Below are records. Find each line in them that holds the word "screenshot" and copy it.

DATA TO EXAMINE Start Marker

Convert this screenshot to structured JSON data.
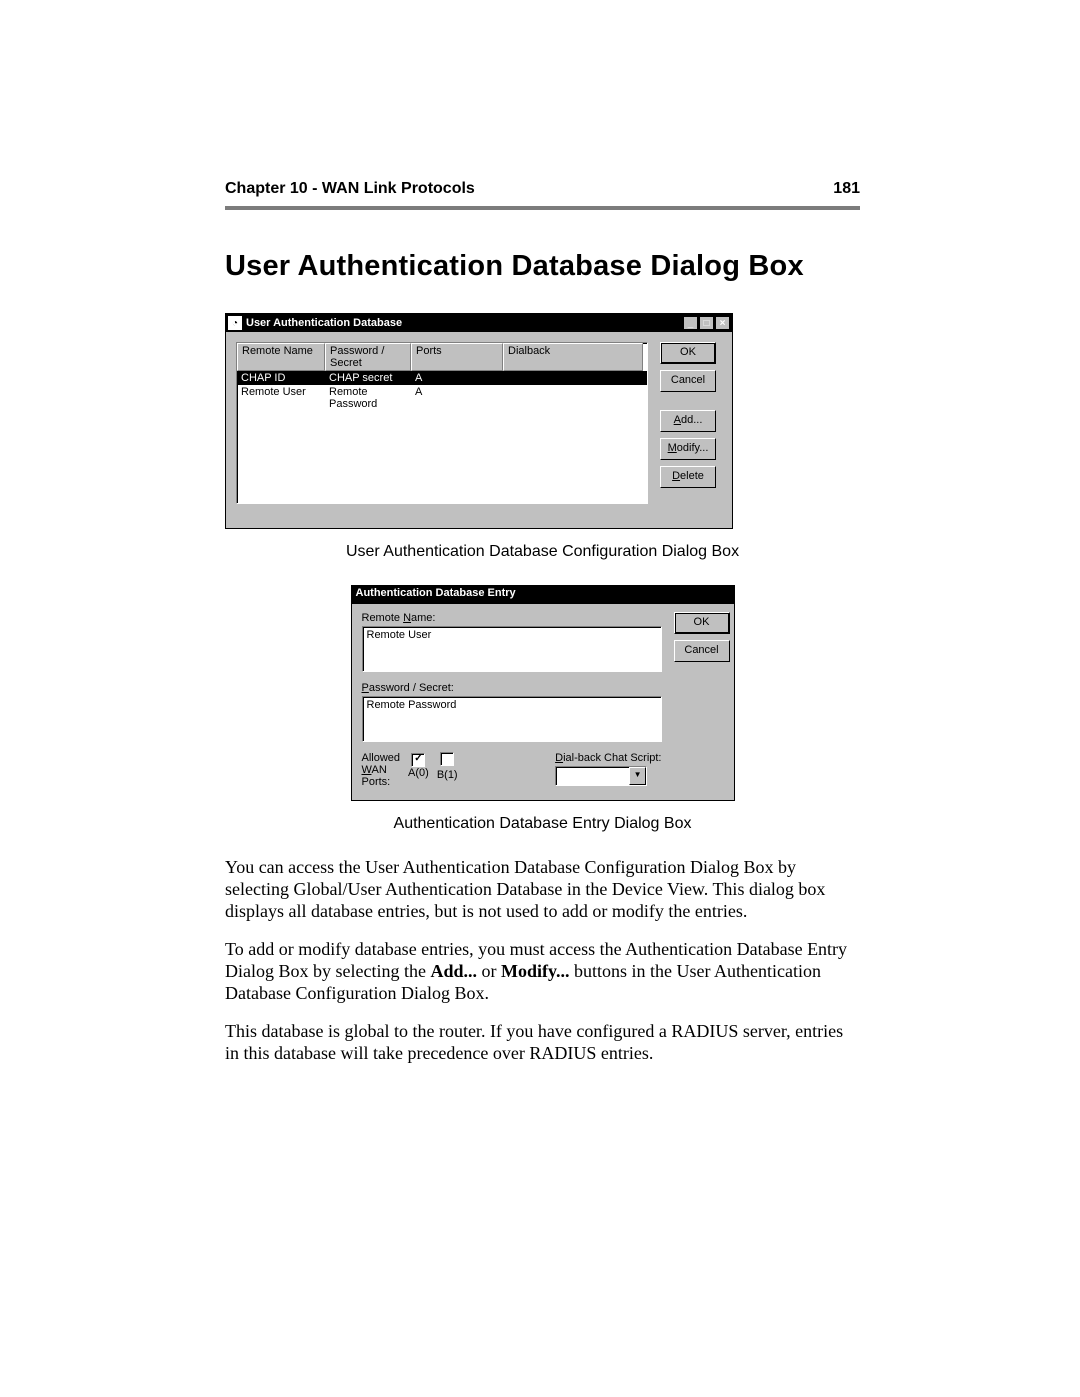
{
  "header": {
    "chapter": "Chapter 10 - WAN Link Protocols",
    "page_number": "181"
  },
  "title": "User Authentication Database Dialog Box",
  "dialog1": {
    "window_title": "User Authentication Database",
    "columns": {
      "name": "Remote Name",
      "secret": "Password / Secret",
      "ports": "Ports",
      "dialback": "Dialback"
    },
    "rows": [
      {
        "name": "CHAP ID",
        "secret": "CHAP secret",
        "ports": "A",
        "dialback": "",
        "selected": true
      },
      {
        "name": "Remote User",
        "secret": "Remote Password",
        "ports": "A",
        "dialback": "",
        "selected": false
      }
    ],
    "buttons": {
      "ok": "OK",
      "cancel": "Cancel",
      "add": "Add...",
      "modify": "Modify...",
      "delete": "Delete"
    },
    "caption": "User Authentication Database Configuration Dialog Box"
  },
  "dialog2": {
    "window_title": "Authentication Database Entry",
    "labels": {
      "remote_name": "Remote Name:",
      "password_secret": "Password / Secret:",
      "allowed_wan_ports": "Allowed\nWAN\nPorts:",
      "dialback_script": "Dial-back Chat Script:"
    },
    "values": {
      "remote_name": "Remote User",
      "password_secret": "Remote Password",
      "port_a_label": "A(0)",
      "port_b_label": "B(1)",
      "port_a_checked": true,
      "port_b_checked": false,
      "dialback_selected": ""
    },
    "buttons": {
      "ok": "OK",
      "cancel": "Cancel"
    },
    "caption": "Authentication Database Entry Dialog Box"
  },
  "paragraphs": {
    "p1": "You can access the User Authentication Database Configuration Dialog Box by selecting Global/User Authentication Database in the Device View. This dialog box displays all database entries, but is not used to add or modify the entries.",
    "p2_a": "To add or modify database entries, you must access the Authentication Database Entry Dialog Box by selecting the ",
    "p2_add": "Add...",
    "p2_or": " or ",
    "p2_mod": "Modify...",
    "p2_b": " buttons in the User Authentication Database Configuration Dialog Box.",
    "p3": "This database is global to the router. If you have configured a RADIUS server, entries in this database will take precedence over RADIUS entries."
  }
}
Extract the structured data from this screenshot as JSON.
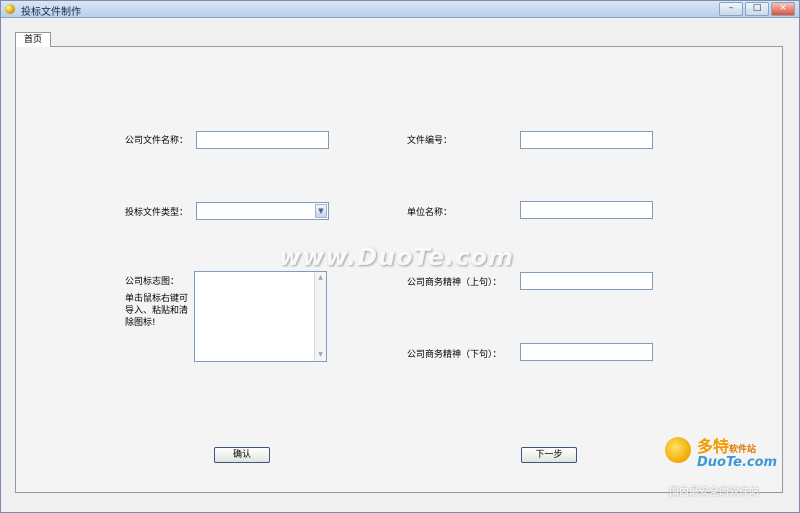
{
  "window": {
    "title": "投标文件制作",
    "minimize": "–",
    "maximize": "□",
    "close": "×"
  },
  "tabs": [
    {
      "label": "首页"
    }
  ],
  "form": {
    "company_file_name": {
      "label": "公司文件名称：",
      "value": ""
    },
    "file_number": {
      "label": "文件编号：",
      "value": ""
    },
    "bid_file_type": {
      "label": "投标文件类型：",
      "value": ""
    },
    "unit_name": {
      "label": "单位名称：",
      "value": ""
    },
    "company_logo": {
      "label": "公司标志图：",
      "hint": "单击鼠标右键可导入、粘贴和清除图标!"
    },
    "spirit_upper": {
      "label": "公司商务精神（上句）：",
      "value": ""
    },
    "spirit_lower": {
      "label": "公司商务精神（下句）：",
      "value": ""
    }
  },
  "buttons": {
    "confirm": "确认",
    "next": "下一步"
  },
  "icons": {
    "scroll_up": "▲",
    "scroll_down": "▼",
    "dropdown": "▼"
  },
  "watermark": {
    "text": "www.DuoTe.com",
    "brand": "多特",
    "brand_suffix": "软件站",
    "site": "DuoTe.com",
    "slogan": "国内最安全的软件站"
  }
}
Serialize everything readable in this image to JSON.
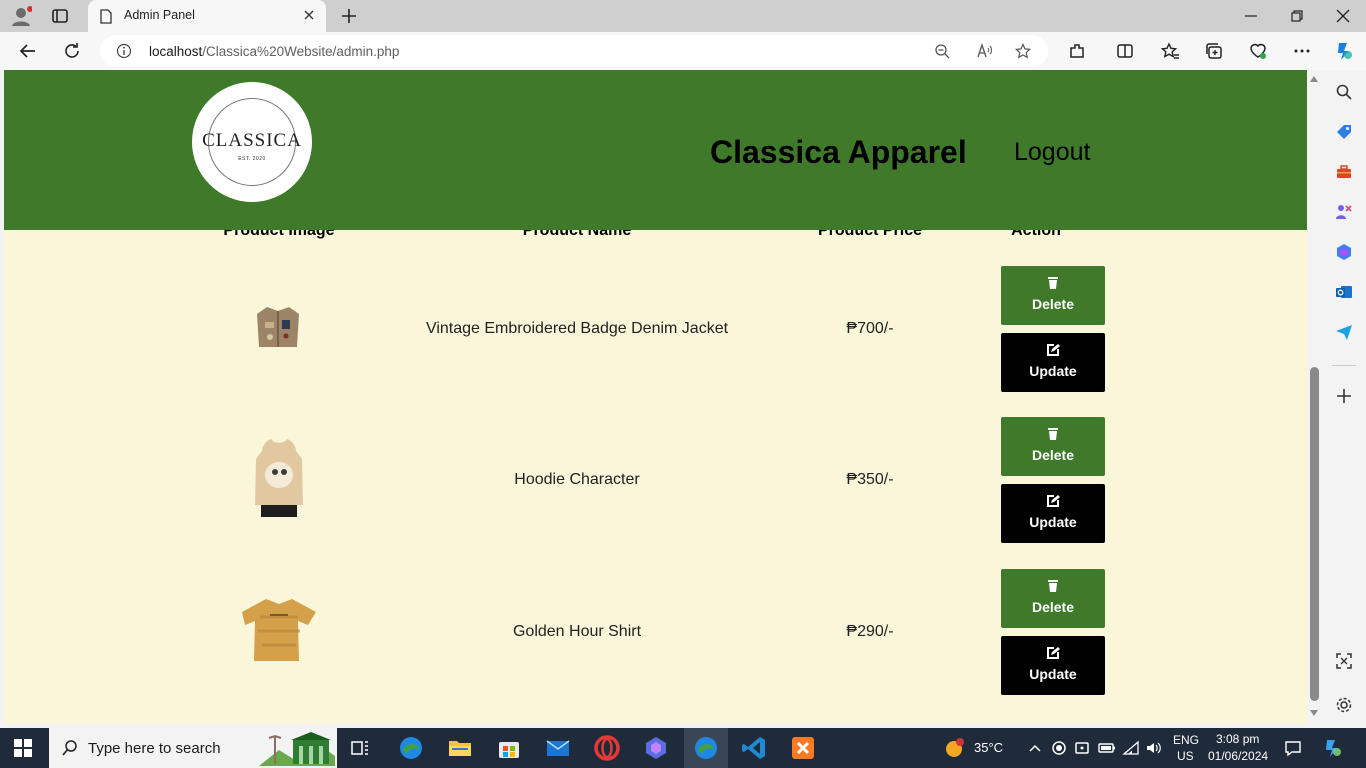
{
  "browser": {
    "tab_title": "Admin Panel",
    "url_host": "localhost",
    "url_path": "/Classica%20Website/admin.php"
  },
  "site": {
    "logo_brand": "CLASSICA",
    "logo_est": "EST. 2020",
    "title": "Classica Apparel",
    "logout": "Logout"
  },
  "table": {
    "headers": [
      "Product Image",
      "Product Name",
      "Product Price",
      "Action"
    ],
    "rows": [
      {
        "name": "Vintage Embroidered Badge Denim Jacket",
        "price": "₱700/-",
        "delete": "Delete",
        "update": "Update"
      },
      {
        "name": "Hoodie Character",
        "price": "₱350/-",
        "delete": "Delete",
        "update": "Update"
      },
      {
        "name": "Golden Hour Shirt",
        "price": "₱290/-",
        "delete": "Delete",
        "update": "Update"
      }
    ]
  },
  "taskbar": {
    "search_placeholder": "Type here to search",
    "weather": "35°C",
    "lang_top": "ENG",
    "lang_bottom": "US",
    "time": "3:08 pm",
    "date": "01/06/2024"
  },
  "colors": {
    "header_green": "#3f7a2b",
    "page_bg": "#faf6d9",
    "update_black": "#000000"
  }
}
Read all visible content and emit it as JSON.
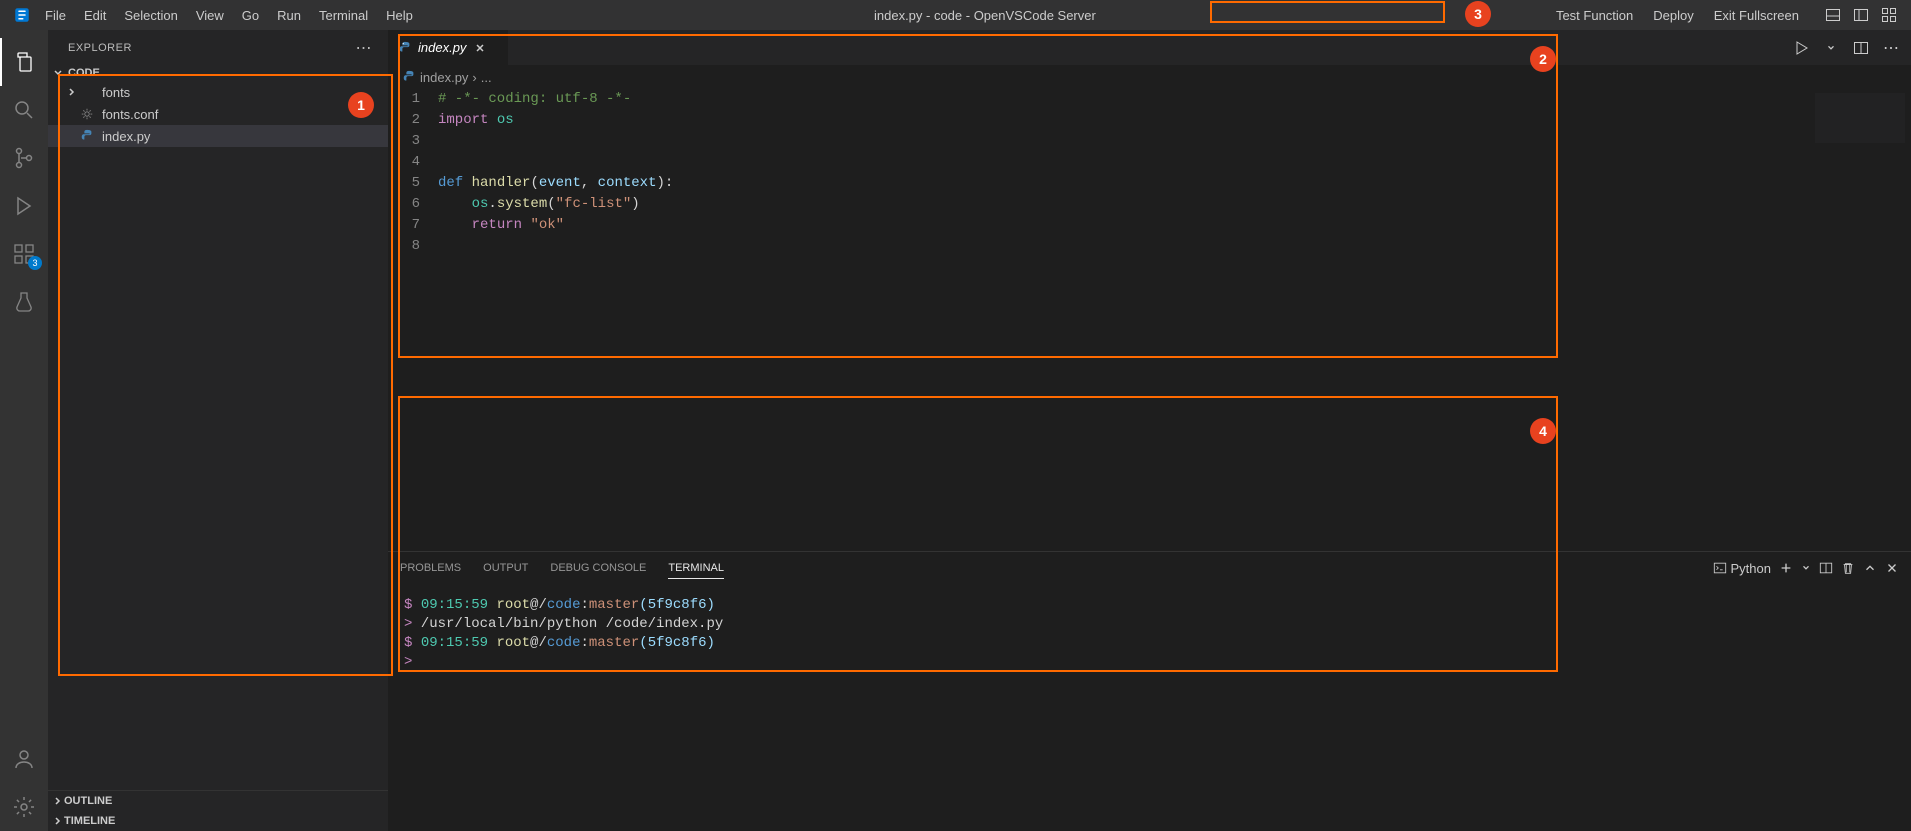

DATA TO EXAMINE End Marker

(COMPLETED TASK):
Convert this screenshot to structured JSON data.
Extract the structured data from this screenshot as JSON.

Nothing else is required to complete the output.